The Tree of Knowledge is best known as the birthplace of the Labour Party and location for the first Australian shearer’s strike. But this tree has many more accolades stemming back over its 200-year history. After the tree was illegally poisoned in 2006, architect Brian Hooper was tasked with adding more bark to Barcy, designing the structure that you see today over this heritage-listed tree. The Tree of Knowledge is now not just a ghost gum but a sculpture that could be described as Australia’s largest wind chime. It’s best viewed in the morning sun or in the late afternoon, when you can really see the amber hues of the structure’s timber. By night, phosphorescent paint shines bright green and purple against the structure giving another perspective to this work of art.
Tip: Don’t forget to look down when you visit the Tree of Knowledge.
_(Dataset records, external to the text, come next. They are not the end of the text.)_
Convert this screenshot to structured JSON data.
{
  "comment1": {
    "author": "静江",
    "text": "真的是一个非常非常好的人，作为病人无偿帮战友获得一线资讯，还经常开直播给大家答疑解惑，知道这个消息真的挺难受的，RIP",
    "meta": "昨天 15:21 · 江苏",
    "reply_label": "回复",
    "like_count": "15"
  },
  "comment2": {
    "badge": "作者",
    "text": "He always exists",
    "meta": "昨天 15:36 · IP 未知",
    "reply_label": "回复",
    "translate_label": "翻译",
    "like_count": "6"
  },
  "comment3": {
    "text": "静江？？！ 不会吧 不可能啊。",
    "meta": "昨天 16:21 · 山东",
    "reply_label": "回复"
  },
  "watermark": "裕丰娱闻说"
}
The tree’s original root ball can be seen through thick, non-reflective glass. If you look closely, you’ll also be able to see a man’s ashes that he requested to be buried in its root system.